Panic Returns to Athens

A two-day rally was short-lived as Greek govemment measures and poor global sentiment scared off investors on the Athens Stock Exchange

By Elaine Green

AFTER two days of a much-awaited raly on the Athens Stock Exchange (ASE) on October 13 and 14, the climate of fear returned on the third and fourth day, October 15 and 16. As global peers crashed again, the local markets followed suit, and the earlier optimism was replaced by panic selling.

European markets took a hammering, tracking the bloodbath in the Asian markets overnight and the UK's weak FTSE. Banks once again suffered the hardest blows. There were signs of some brave buyers snapping up bargains at the end of the FTSE session, however.

Angry customers hammer at the closed doors of the Bank of the United
States in New York City in 1930. Experts compare the current events
to the Great Crash
"There is no quick fix," one banking expert told the Athens News. "Don't expect the stock market to return to its previous highs - that could take years," he said. "Investors fear that a protracted recession will bite and credit lines will dry up, causing a downslide in industries across the board."

"Even reaching the psychological threshold of 3,000 points on the ASE might not be seen until next year, whatever further stabilisation efforts are made," he said.

The ASE had risen 5.7 percent on October 13 and 2.2 percent on October 14, but closed down a back-to-earth 7 percent with forced selling from foreign institutional investors on October 15 and suffered 5.38 percent worth of punches on October 16. This precisely mirrored FTSE's 7 percent drop on October 15 and over 5 percent on October 16.

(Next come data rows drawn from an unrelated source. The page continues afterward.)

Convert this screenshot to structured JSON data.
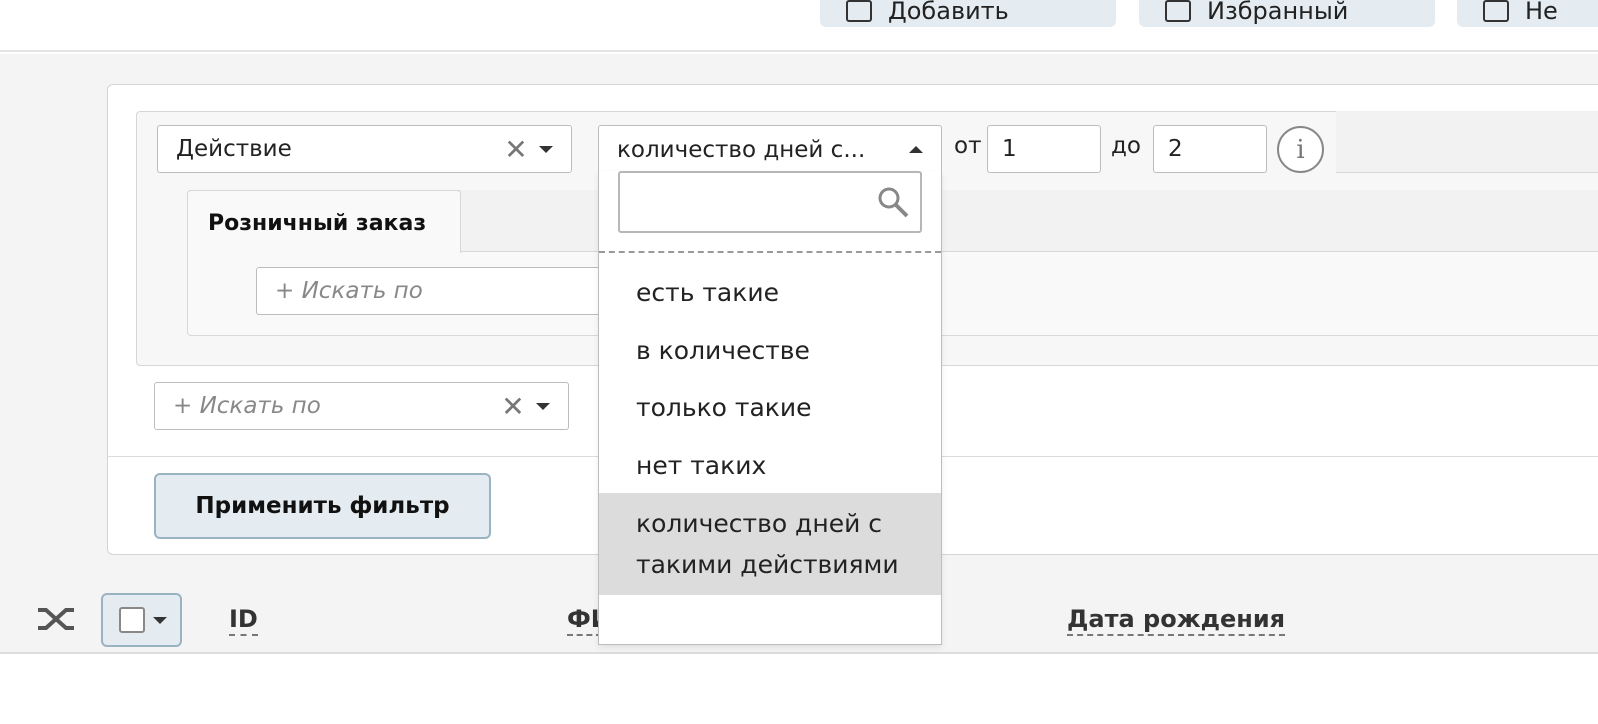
{
  "toolbar": {
    "buttons": [
      "Добавить",
      "Избранный",
      "Не"
    ]
  },
  "filter": {
    "action_select": {
      "value": "Действие"
    },
    "mode_select": {
      "value": "количество дней с..."
    },
    "range": {
      "from_label": "от",
      "from_value": "1",
      "to_label": "до",
      "to_value": "2"
    },
    "inner_tab_label": "Розничный заказ",
    "inner_search_placeholder": "+ Искать по",
    "outer_search_placeholder": "+ Искать по",
    "apply_label": "Применить фильтр"
  },
  "dropdown": {
    "search_value": "",
    "options": [
      "есть такие",
      "в количестве",
      "только такие",
      "нет таких",
      "количество дней с такими действиями"
    ],
    "selected_index": 4
  },
  "list_header": {
    "columns": [
      "ID",
      "ФИО",
      "Дата рождения"
    ]
  }
}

Greek banks plummeted, with Alpha down 12 percent and National Bank of Greece (NBG) down 8.4 percent, while Marlin Popular fell 8.9 percent and Eurobank was down 8 percent on October 15. The same banks shed 9.47 percent and 9.7 percent, a less shocking 1.29 percent and 6.33 percent, respectively, the day after.

But it was not just banks that suffered. One of the biggest fallers was gaming giant Intralot, which shed 16 percent on October 15 and 5.36 percent on October 16, while Fourlis, whose assets include the Greek IKEA stores, was down 15 percent on October 15 but a less whopping 2.10 percent on October 16. Leading construction player J&P Avax was down 10 percent on October 15 and 3.25 percent the day after.

Despite the two-day rally, the Greek exchange has still lost some 50 percent this year.

Locally, the government support measures for the Greek banking sector will reach up to 28 billion euros, with the aim of restoring liquidity in the interbank market and recapitalising any bank in case of distress (see also page 5).

"These measures should help to restore investor confidence and are in line with similar measures from other European countries," said one leading broker. Investors may fear that the bailout plan hides a deeper credit crisis than Greek banks care to admit, another observer said (see also page 20).

"There is also much scepticism over whether the government and central bank interventions will be sufficient and this is coupled with concern over third-quarter profits due out," he added.

Blood on the streets

Experts agree that we are living through an unprecedented financial crisis. Many have compared it to the Great Crash of 1929. A combination of share bubbles and consumer slowdown caused that crash, whereas a credit bubble and a looming recession are causing the current downturn. Mortgage lenders have sold far more debt than consumers' incomes, while investment bankers exported their risk to insurers who did not have the capital to pay when it all turned sour.

If the 1929 pattern repeats itself, there may be a much bigger drop to come. After the Great Crash, a rally returned in early 1930, only to be followed by a much deeper crash with numerous bank runs at the end of that year.

* Experts advise shareholders not to panic sell. "Buy when there's blood in the streets" is the famous quote made by Baron Rothschild, who made a fortune during the panic stock exchange of 1871 in Paris by buying when everyone else was selling. "I think now is the time I will start buying," a finance guru told the Athens News. "When people start mass selling stocks, that is the time it is about to turn upwards - it may drop another 10 percent first, but it should see an overall gradual upturn after that."

(Posting date 12 November 2008)

HCS readers can view other excellent articles by the Athens News writers and staff in many sections of our extensive, permanent archives, especially our News & Issues, Travel in Greece, Business, and Food, Recipes & Garden sections at the URL
Readers enjoying these articles may wish to subscribe to the Athens News by visiting the website and following online directions at

All articles of Athens News appearing on HCS have been reprinted with permission.

2000 © Hellenic Communication Service, L.L.C. All Rights Reserved.